David Bourget (Western Ontario)
David Chalmers (ANU, NYU)
Rafael De Clercq
Jack Alan Reynolds
Learn more about PhilPapers
Philosophy 79 (2):247-279 (2004)
The idea of an original contract is, ironically, inherently narrative in form; although tautological in essence, it nevertheless portrays events occurring in sequence. In response to Filmer's provocations that the idea of an original contract lacks historical veracity, Locke tries and repeatedly fails to establish a direct historical substantiation of his position in the early chapters of the Second Treatise. The most important of these various miscalculations concern the role of consent in his account of the origins of government, the tension between logical and historical evidence in describing the development of prerogative in the English monarchy, and the inescapable conclusion that conquest and not consent was the likely origin of most states. In these places, the Locke's deductive argument is forced to slow, hesitate, and change direction. The general concept of individual transgression, as it emerges from Locke's depiction of the state of nature, war, and slevery, later transforms itself into the basis of governmental injustice and tyranny. These, in turn, work to generate a sort of secondary and “political” state of nature in which now “historical” people, by means of concrete acts of resistance and revolution, enact the hypotheses of the consensual theory in their own actual time and place.
|Keywords||No keywords specified (fix it)|
|Categories||categorize this paper)|
Setup an account with your affiliations in order to access resources via your University's proxy server
Configure custom proxy (use this if your affiliation does not provide a proxy)
|Through your library|
References found in this work BETA
No references found.
Citations of this work BETA
No citations found.
Similar books and articles
Ralph Cudworth (1996/1976). A Treatise Concerning Eternal and Immutable Morality. Cambridge University Press.
Maria van der Schaar (2012). Locke on Judgement and Religious Toleration.

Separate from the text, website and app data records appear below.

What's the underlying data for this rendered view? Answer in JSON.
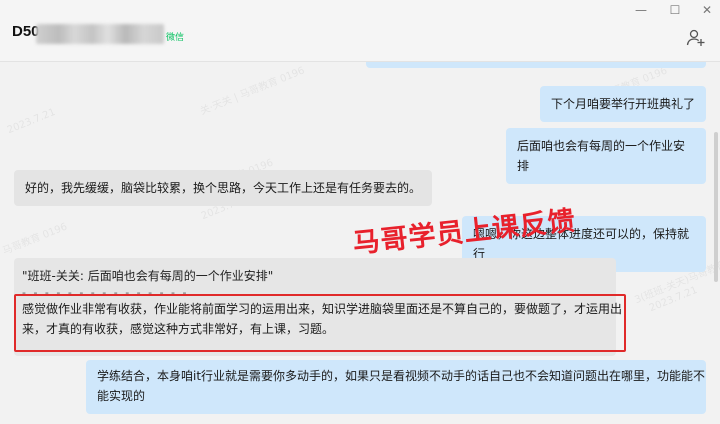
{
  "window": {
    "contact_name_visible": "D50",
    "source_tag": "微信",
    "minimize": "—",
    "maximize": "☐",
    "close": "✕"
  },
  "watermarks": [
    "马哥教育 0196",
    "关·天关 | 马哥教育 0196",
    "2023.7.21",
    "马哥教育 0196",
    "2023.7.21",
    "马哥教育 0196",
    "3(班班-关天)马哥教育 0196",
    "2023.7.21"
  ],
  "messages": {
    "m1": "下个月咱要举行开班典礼了",
    "m2": "后面咱也会有每周的一个作业安排",
    "m3": "好的，我先缓缓，脑袋比较累，换个思路，今天工作上还是有任务要去的。",
    "m4": "嗯嗯，你这边整体进度还可以的，保持就行",
    "quote_header": "\"班班-关关: 后面咱也会有每周的一个作业安排\"",
    "quote_divider": "- - - - - - - - - - - - - - -",
    "m5_line1": "感觉做作业非常有收获，作业能将前面学习的运用出来，知识学进脑袋里面还是不算自己的，要做题了，才运用出",
    "m5_line2": "来，才真的有收获，感觉这种方式非常好，有上课，习题。",
    "m6_line1": "学练结合，本身咱it行业就是需要你多动手的，如果只是看视频不动手的话自己也不会知道问题出在哪里，功能能不",
    "m6_line2": "能实现的"
  },
  "overlay": {
    "caption": "马哥学员上课反馈"
  },
  "colors": {
    "my_bubble": "#cfe7fb",
    "their_bubble": "#e4e4e4",
    "highlight_border": "#e02a2a",
    "caption": "#e8212c",
    "wechat_tag": "#07c160"
  }
}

British Journal for the History of Philosophy 20 (1):41 - 68.
Alexander Moseley (2005). John Locke's Morality of War. Journal of Military Ethics 4 (2):119-128.
David Armitage (2004). John Locke, Carolina, and the "Two Treatises of Government". Political Theory 32 (5):602-627.

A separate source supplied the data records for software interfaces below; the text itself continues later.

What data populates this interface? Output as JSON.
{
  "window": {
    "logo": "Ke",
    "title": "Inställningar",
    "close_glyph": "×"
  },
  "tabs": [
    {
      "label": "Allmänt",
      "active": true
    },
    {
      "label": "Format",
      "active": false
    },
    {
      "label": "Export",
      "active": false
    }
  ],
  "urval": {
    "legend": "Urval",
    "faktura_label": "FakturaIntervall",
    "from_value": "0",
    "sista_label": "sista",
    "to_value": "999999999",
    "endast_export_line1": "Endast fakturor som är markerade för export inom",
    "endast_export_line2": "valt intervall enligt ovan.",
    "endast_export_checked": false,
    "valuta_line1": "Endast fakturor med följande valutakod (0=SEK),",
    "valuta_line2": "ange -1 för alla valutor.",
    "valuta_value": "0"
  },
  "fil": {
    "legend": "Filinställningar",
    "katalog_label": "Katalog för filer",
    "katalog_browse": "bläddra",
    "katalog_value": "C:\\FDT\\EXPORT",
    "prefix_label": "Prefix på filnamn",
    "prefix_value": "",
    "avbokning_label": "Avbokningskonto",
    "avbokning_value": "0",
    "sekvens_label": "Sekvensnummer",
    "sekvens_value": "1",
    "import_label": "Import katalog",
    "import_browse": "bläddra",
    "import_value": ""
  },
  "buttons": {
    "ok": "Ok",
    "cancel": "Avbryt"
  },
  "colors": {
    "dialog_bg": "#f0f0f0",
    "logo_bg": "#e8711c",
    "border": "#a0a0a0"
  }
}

John Dunn (1969). The Political Thought of John Locke: An Historical Account of the Argument of the 'Two Treatises of Government'. London, Cambridge U.P..

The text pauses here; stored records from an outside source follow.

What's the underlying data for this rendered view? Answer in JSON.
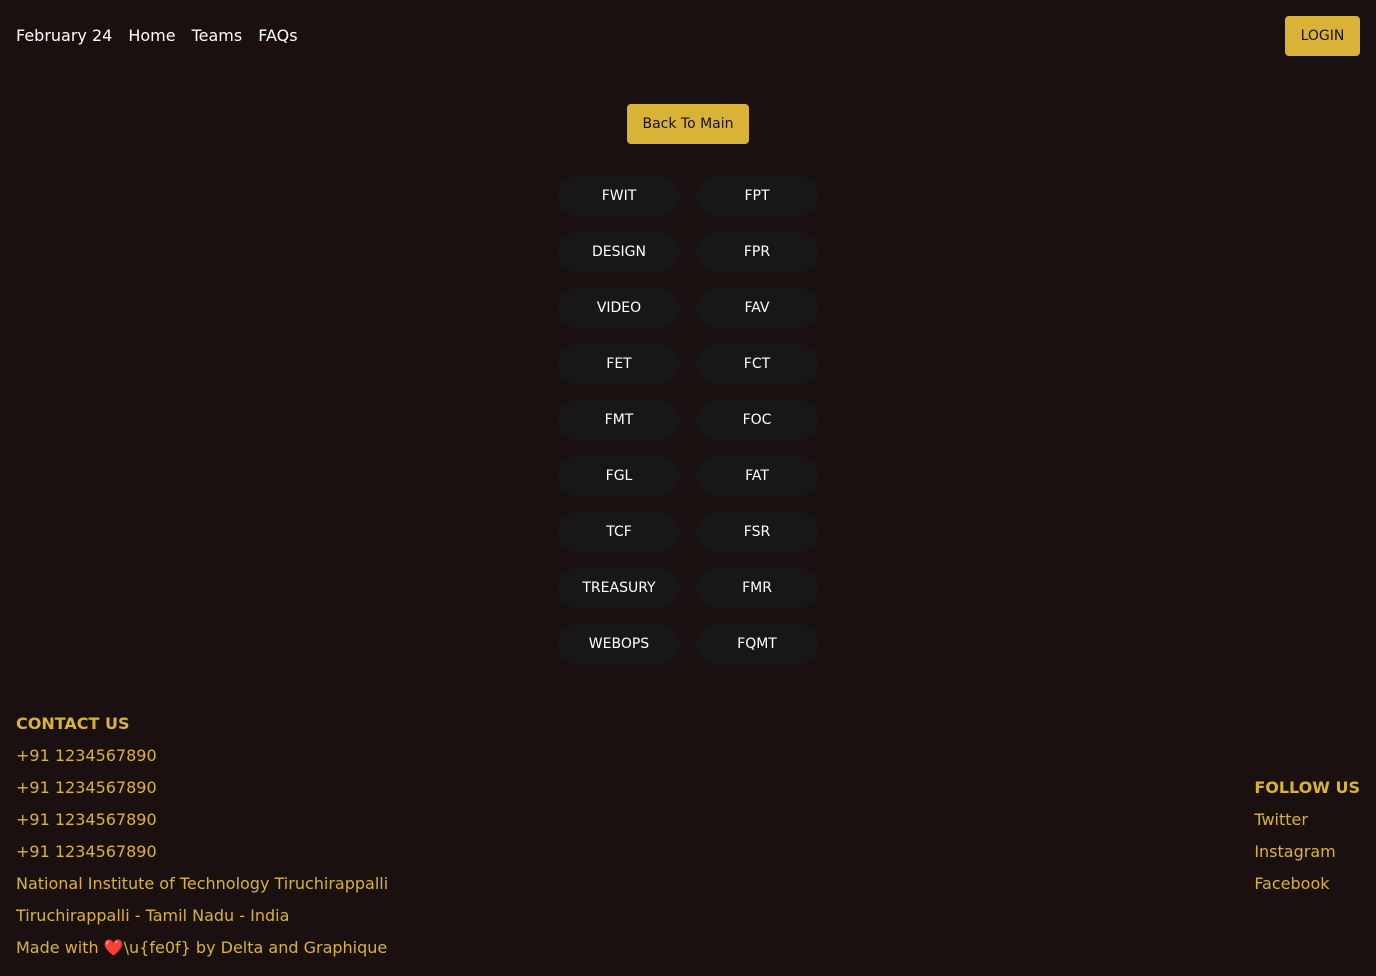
{
  "nav": {
    "brand": "February 24",
    "links": [
      {
        "label": "Home"
      },
      {
        "label": "Teams"
      },
      {
        "label": "FAQs"
      }
    ],
    "login_label": "LOGIN"
  },
  "back_label": "Back To Main",
  "teams": [
    "FWIT",
    "FPT",
    "DESIGN",
    "FPR",
    "VIDEO",
    "FAV",
    "FET",
    "FCT",
    "FMT",
    "FOC",
    "FGL",
    "FAT",
    "TCF",
    "FSR",
    "TREASURY",
    "FMR",
    "WEBOPS",
    "FQMT"
  ],
  "contact": {
    "heading": "CONTACT US",
    "phones": [
      "+91 1234567890",
      "+91 1234567890",
      "+91 1234567890",
      "+91 1234567890"
    ],
    "institute": "National Institute of Technology Tiruchirappalli",
    "location": "Tiruchirappalli - Tamil Nadu - India",
    "credits": "Made with ❤️\\u{fe0f} by Delta and Graphique"
  },
  "follow": {
    "heading": "FOLLOW US",
    "links": [
      {
        "label": "Twitter"
      },
      {
        "label": "Instagram"
      },
      {
        "label": "Facebook"
      }
    ]
  },
  "colors": {
    "background": "#1a1010",
    "accent": "#d8b338",
    "team_button_bg": "#171618",
    "text": "#ffffff"
  }
}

I. C. Tipton (ed.) (1977). Locke on Human Understanding: Selected Essays. Oxford University Press.
Richard Mason (2004). Spinoza and the Unimportance of Belief. Philosophy 79 (2):281-298.
Added to index2009-01-28
Total downloads24 ( #68,241 of 1,096,462 )
Recent downloads (6 months)4 ( #62,479 of 1,096,462 )
How can I increase my downloads?